Author: Justice After All (正义之师)
Date: 08 May 2020
A history and philosophy professor from Harbin Normal University, Linqi Yu, is accused of spreading unclear “inappropriate social media posts” by CCP. Ironically, the actual “posts” have been filtered out by CCP’s cyber police, along with any comments that might remotely hint opposing views of the punitive actions exerted on him.
This is not an isolated incident. Beijing has ratcheted up internet censorship to further deprive the populace of the freedom of speech. As a matter of fact, CCP has long been pushing this “internet sovereignty” globally and it is encroaching our right entitled by First Amendment. Dary Morey, general manager of the Houston Rockets, tweeted about supporting Hong Kong’s pro-democracy protest; in retaliation, CCTV (CCP state-run television) has not broadcast any NBA games since last October.
Popular search engines and social media platforms are unambiguously off limits in China, such as Google, YouTube, Facebook, and Twitter. Twitter, however, profits by facilitating Beijing to build a propaganda machine overseas. It has trained CCP officials to amplify messages and allowed paid ads from CCP’s state media (recent policy change due to criticism and legal pressure). Increasing number of Chinese officials, diplomats, media and government agencies are using Twitter to push CCP’s agenda abroad.
With 88 percent of the world’s internet users, China was ranked 177 out of 180 countries in the 2020 worldwide Index of Press Freedom by Reporters without Borders, followed by Eritrea, Turkmenistan and North Korea as the last three.
Xu, Beina, Albert, Eleanor. “Media Censorship in China.” Council on Foreign Relations. https://www.cfr.org/backgrounder/media-censorship-china.

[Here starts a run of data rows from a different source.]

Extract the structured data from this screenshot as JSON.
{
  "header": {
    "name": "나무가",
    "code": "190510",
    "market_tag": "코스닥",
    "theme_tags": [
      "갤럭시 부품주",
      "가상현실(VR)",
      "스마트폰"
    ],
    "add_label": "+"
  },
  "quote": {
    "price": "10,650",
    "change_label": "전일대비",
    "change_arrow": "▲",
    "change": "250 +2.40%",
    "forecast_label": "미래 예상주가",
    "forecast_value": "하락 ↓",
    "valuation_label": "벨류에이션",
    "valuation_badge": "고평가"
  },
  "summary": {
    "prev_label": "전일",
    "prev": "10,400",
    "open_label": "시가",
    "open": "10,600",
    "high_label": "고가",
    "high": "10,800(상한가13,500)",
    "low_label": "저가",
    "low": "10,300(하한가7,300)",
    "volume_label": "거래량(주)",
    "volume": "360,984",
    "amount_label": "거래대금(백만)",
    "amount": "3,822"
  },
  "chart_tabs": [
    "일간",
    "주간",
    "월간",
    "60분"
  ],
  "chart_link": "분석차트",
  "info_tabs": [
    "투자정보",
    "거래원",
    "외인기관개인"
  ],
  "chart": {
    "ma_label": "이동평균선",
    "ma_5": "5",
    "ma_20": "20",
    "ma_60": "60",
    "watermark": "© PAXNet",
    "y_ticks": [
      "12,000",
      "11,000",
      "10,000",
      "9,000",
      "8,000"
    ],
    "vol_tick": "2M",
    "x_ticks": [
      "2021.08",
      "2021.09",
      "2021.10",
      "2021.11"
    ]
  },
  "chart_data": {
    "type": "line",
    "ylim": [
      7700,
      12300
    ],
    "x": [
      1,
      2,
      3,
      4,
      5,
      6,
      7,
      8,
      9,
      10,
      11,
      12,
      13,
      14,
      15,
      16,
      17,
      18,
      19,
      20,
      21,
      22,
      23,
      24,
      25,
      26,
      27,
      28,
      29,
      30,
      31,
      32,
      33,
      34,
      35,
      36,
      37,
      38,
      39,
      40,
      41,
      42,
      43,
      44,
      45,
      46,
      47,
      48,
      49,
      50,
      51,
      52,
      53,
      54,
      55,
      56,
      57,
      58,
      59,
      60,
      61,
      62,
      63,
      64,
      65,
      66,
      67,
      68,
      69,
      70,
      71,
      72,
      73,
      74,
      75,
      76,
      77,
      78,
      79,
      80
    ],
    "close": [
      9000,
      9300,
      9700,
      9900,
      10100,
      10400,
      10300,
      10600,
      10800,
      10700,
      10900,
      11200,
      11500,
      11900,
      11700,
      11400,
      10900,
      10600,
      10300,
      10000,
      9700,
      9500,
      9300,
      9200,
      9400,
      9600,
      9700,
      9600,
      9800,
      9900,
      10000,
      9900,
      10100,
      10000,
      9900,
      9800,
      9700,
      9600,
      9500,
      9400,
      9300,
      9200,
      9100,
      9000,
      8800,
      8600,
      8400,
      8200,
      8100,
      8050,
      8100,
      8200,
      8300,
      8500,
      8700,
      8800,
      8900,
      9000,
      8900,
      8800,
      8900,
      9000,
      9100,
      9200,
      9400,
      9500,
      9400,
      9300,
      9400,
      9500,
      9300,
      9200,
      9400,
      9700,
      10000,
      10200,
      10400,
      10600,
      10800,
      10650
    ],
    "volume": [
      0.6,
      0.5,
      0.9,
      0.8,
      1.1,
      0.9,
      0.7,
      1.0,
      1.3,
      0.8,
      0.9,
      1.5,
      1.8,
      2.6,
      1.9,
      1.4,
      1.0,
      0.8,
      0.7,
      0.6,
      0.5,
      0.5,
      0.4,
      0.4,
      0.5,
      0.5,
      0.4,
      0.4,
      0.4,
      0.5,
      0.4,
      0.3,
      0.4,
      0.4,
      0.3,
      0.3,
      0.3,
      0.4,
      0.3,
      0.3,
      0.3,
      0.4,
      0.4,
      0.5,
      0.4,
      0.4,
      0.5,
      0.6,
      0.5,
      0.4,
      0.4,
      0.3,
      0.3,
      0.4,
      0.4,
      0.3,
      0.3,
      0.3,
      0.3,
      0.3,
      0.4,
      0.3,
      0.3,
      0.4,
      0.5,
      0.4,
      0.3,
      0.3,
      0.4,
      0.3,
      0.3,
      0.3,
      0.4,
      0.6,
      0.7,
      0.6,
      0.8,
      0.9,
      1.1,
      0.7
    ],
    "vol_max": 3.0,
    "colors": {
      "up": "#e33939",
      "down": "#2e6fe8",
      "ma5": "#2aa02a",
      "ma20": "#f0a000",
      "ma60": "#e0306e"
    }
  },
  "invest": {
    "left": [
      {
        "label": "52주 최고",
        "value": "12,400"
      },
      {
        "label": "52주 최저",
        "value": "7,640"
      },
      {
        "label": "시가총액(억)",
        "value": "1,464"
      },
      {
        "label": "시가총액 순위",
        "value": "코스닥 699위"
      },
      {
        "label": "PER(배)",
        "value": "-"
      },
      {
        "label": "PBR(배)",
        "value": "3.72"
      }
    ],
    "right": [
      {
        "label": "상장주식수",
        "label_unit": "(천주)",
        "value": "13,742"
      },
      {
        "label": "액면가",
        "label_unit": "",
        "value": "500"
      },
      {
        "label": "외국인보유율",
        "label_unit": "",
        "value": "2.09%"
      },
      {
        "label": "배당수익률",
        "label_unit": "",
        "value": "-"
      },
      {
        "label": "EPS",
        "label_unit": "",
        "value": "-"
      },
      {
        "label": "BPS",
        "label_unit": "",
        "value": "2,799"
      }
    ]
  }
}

Accessed on 08 May 2020.
Reporters without Borders. “2020 World Press Freedom Index.” https://rsf.org/en/ranking. Accessed on 08 May 2020.